It's part of an unprecedented program called "San Francisco Health Access Plan," which Newsom hammered out with labor, business, and city leaders. More than 82,000 San Franciscans who lack health insurance and do not qualify for Medicare or Medicaid stand to benefit. The majority are employed adults (children already have access to subsidized care); others are unemployed, self-employed, homeless, or have pre-existing conditions like diabetes, AIDS or cancer; some are even undocumented (yes: illegal) workers. Starting in early 2007, every uninsured San Franciscan can seek comprehensive primary care at the city's public and private clinics and hospitals, including top research facilities like the University of California at San Francisco. Coverage includes lab work, prescriptions, X rays, hospitalization and surgery. Annual funding for the $203 million program will come from re-routed city funds (including $104 million that now goes toward uninsured care via emergency rooms and clinics), business contributions and individual enrollment fees, which will be income-adjusted.

Newsom considers San Francisco's historic undertaking a "moral obligation," one that other city, state and federal officials have shirked. "We are implementing this. We're not waiting around," he told TIME. "It's no longer good enough to explain away our problem and to point fingers." Around 41 million Americans are uninsured. They inevitably wind up seeking medical attention from overburdened emergency rooms. The political dialogue must change, Newsom insists. "If it's not going to happen through national leadership or statewide leadership," he says, "then it has to happen on a local level."

Newsom and his supporters are convinced their ambitious plan will fly despite failed health reforms previously floated by Hillary Clinton and others. The key difference is that San Francisco's plan focuses on health access, not insurance. "This is really a plan that's focused on providing ėmedical homes' for people, preventive care. We can't solve all of the problems," says Dr. Mitch Katz, the city's public health director. "If our goal was to provide health insurance, at this point in time, we would fail, too."

Unlike medical insurance, San Francisco's health access program doesn't travel. It applies only to local residents who go for care within city and county limits. Emergency room visits outside San Francisco, for example, aren't covered. There's no dental or optometry coverage, and participants must be willing to apply for any state and federal benefits they are entitled to.

Still, universal health care in San Francisco isn't a slam-dunk. The city's board of supervisors must vote on the proposal, and details over financing must be sorted out. "It's wrought with potential pratfalls," Newsom acknowledges. The biggest snag is likely to come from the 15% of local businesses that don't provide their workers with health insurance and oppose a mandate that requires them to. Such a mandate is on the table now, but the public still needs to weigh in. On Monday the board of supervisors will take public comments. Lobbying will continue. "There's going to be a lot of rancorous debate," says Steve Falk, president of San Francisco's Chamber of Commerce. Should the mandate prevail, however, a legal challenge will surely follow, he warns, since hundreds of small and medium-sized businesses would be unfairly put at risk. "This mandate will fall on the companies that have the least ability to pay," he says.

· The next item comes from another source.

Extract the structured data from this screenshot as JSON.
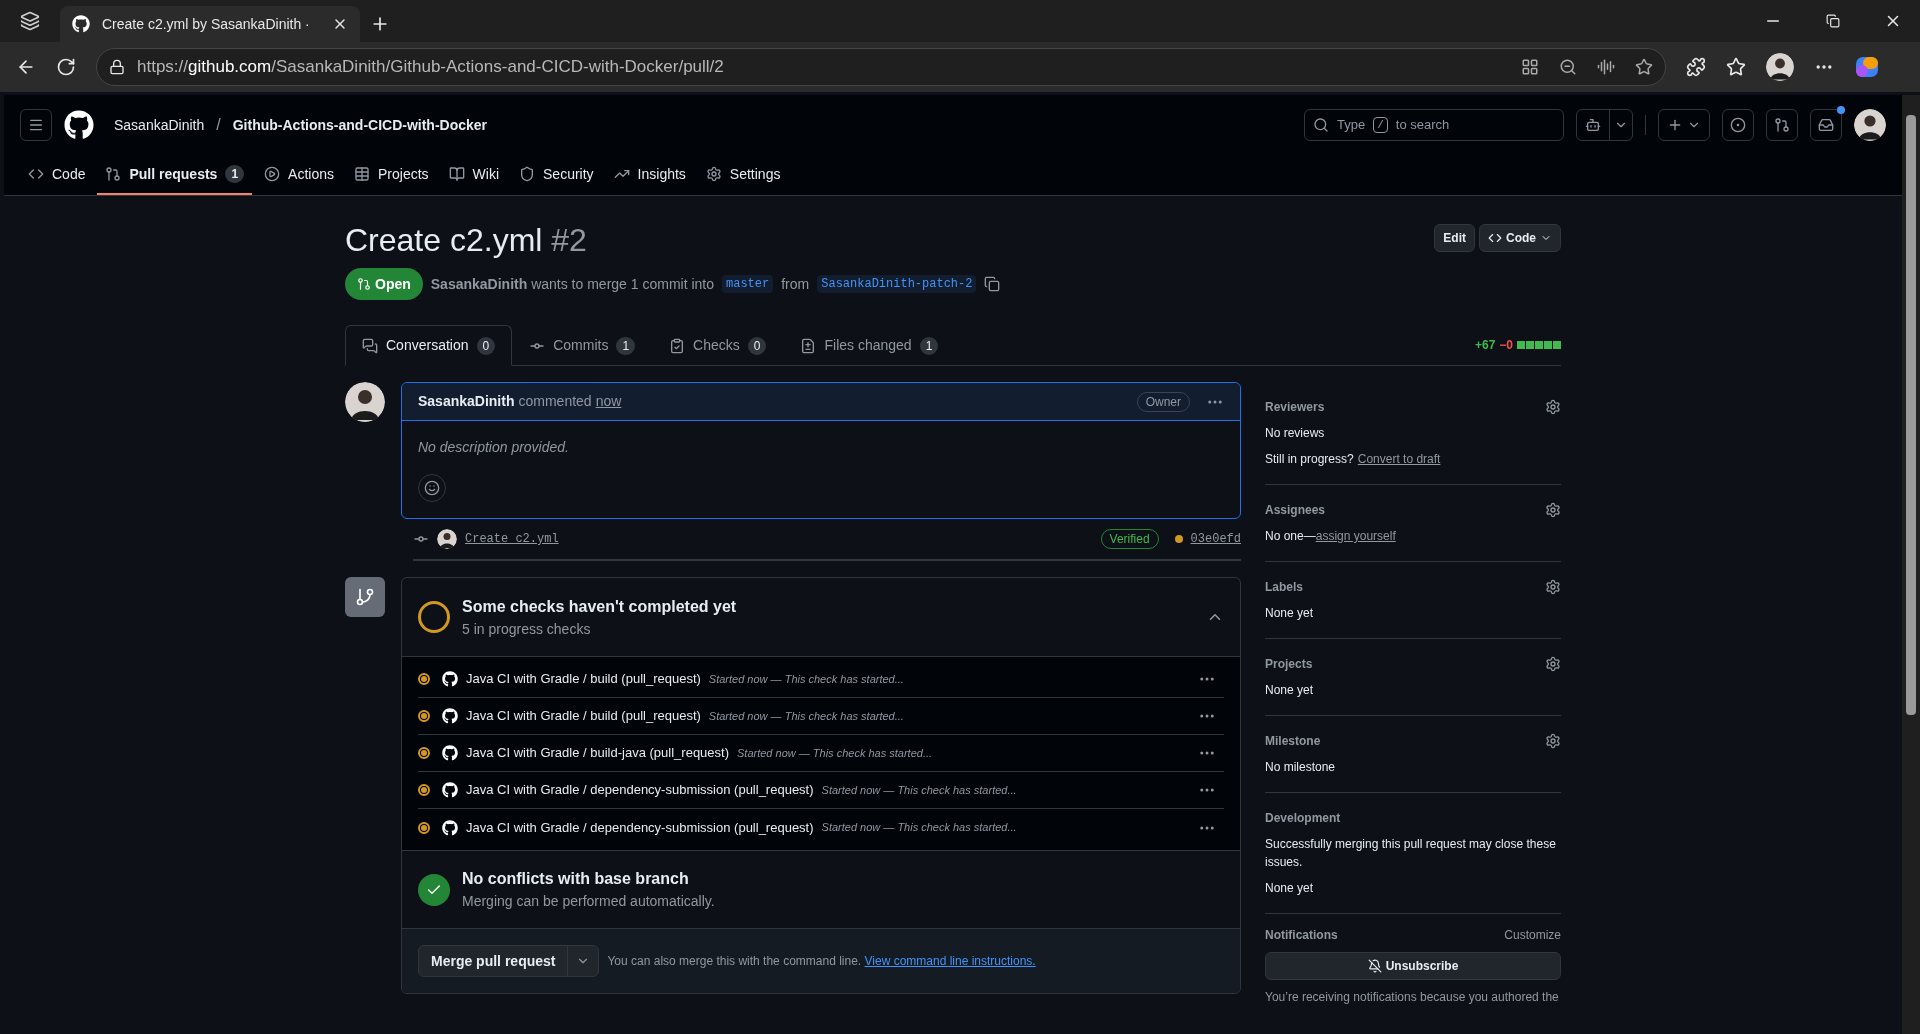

Nevertheless, the thinking goes, if San Francisco's local plan for the uninsured takes off, it could be a model for other metropolitan regions nationwide. "This is a city that wants to right the proverbial wrongs," Newsom says. "We tend to march to the beat of our own drum and that, hopefully, is something that can awaken people's imaginations elsewhere."